Much of the power to raise taxes and allocate public spending is held by central government. However, some powers are delegated to local authorities. The IFS has analysed tax and spending at these local levels, both to inform policy and address more fundamental questions about the effects of local tax and spending systems on outcomes of interest.
We are currently undertaking a multi-year research programme examining key issues related to ongoing reforms to England’s system of local government finance. This programme, funded by Capita, CIPFA, the ESRC and PwC, as well as the Municipal Journal, the Society of County Treasurers and a range of local authorities, is designed to inform policymakers and the public debate about the options for local tax and spending policy going forwards, and the trade-offs involved.
Our work is organised around several key policy issues, including the so-called Fair Funding Review, business rates retention, and the impact of funding cuts across councils.
The aim of the Fair Funding Review is to design a new system for allocating funding between local authorities. This will involve updated and improved methods for estimating local authorities’ differing abilities to raise revenues and their differing spending needs.
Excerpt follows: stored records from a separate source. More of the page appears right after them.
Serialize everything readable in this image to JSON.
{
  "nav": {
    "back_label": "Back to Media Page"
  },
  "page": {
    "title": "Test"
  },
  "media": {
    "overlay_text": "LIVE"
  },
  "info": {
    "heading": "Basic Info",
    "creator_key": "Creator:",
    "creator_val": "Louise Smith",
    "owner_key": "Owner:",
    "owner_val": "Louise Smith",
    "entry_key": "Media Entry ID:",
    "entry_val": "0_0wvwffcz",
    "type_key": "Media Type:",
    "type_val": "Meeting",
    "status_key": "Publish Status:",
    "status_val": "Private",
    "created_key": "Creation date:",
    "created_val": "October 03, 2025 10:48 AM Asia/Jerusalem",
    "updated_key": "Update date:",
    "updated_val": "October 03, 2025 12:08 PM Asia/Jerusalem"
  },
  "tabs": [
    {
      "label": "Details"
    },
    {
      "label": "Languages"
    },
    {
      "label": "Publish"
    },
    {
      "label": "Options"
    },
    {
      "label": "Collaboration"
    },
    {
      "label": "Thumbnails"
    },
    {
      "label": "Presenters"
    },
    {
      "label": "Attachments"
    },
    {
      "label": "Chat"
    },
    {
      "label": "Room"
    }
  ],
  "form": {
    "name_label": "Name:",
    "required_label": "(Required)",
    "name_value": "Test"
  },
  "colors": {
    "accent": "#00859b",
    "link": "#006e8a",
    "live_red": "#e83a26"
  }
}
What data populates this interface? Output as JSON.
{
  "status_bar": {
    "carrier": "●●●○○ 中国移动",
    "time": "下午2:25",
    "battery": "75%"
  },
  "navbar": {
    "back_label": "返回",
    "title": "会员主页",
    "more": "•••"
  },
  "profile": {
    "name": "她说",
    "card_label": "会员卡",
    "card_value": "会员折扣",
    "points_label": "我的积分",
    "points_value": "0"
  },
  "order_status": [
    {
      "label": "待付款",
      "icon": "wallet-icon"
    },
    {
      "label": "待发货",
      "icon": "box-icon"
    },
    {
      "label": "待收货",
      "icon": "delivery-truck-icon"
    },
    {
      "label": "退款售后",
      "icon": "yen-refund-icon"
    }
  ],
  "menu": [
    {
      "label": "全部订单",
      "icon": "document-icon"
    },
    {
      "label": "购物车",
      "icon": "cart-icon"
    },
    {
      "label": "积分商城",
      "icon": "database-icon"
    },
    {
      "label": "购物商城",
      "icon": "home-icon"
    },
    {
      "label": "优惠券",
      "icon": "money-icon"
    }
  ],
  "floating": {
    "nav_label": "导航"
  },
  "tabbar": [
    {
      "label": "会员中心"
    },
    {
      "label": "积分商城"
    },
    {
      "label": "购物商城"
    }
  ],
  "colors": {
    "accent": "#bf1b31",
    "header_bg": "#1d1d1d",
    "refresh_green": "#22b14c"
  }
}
It will also have to consider the extent to which differences in these should be compensated for by the funding system.
In our first two reports on the Review we look at some of the key issues that arise in assessing local authorities’ spending needs, and measuring their revenue-raising capacity. We argue that both involve inherently subjective judgements – not least because of the sensitivity of estimates to choices such as which year of spending data to base spending needs formulas on, and which local characteristics to include as needs indicators in those formulas. We find that changes may lead to reduced funding for inner London boroughs – which have the highest assessed spending needs under existing formulas, and set the lowest council tax rates in the country – and boost funding for more suburban and rural parts of England.
Articles in the Local Government Chronicle, Public Finance magazine and the Municipal Journal, highlight some of the key issues in needs assessment, questions over the treatment of revenues other than council tax, and the importance of ensuring the new system is transparent.
A chapter in a British Academy book also puts the Fair Funding Review in a broader context, asking the extent to which we want local responsibility or national standards for different local public services. A report for the Health Foundation considers these issues for adult social care specifically – arguing there are inconsistencies between policy objectives for this service area and ongoing reforms to local government funding.
The business rates retention system means councils gain or lose as local business rates revenues rise or fall. The government plans to increase the proportion of gains or losses borne locally to 75% from 2020-21 (from the standard 50% currently), and has been piloting 100% schemes in local authorities covering half the English population this year.
Our reports consider key issues including:
We have previously analysed the financial impact of business rates retention across councils and will both update this assessment and examine the potential impacts of government proposals for the future.
As the government has cut its grant funding for local authorities, this has had different effects across different local services and different areas of England. Cuts have been larger in councils that are more grant-dependent, which typically have higher levels of deprivation. Children’s social services and adult social services have been relatively protected from the spending cuts, but those cuts which have been made are typically larger in more deprived councils.
We have also examined the extent to which cuts to social care funding impact usage of NHS services by the over 65s. Our estimates suggest the cuts have increased accident and emergency attendance by the over 65s by around a quarter – although the cost of this to the NHS is modest compared to the reduction in spending on social care services.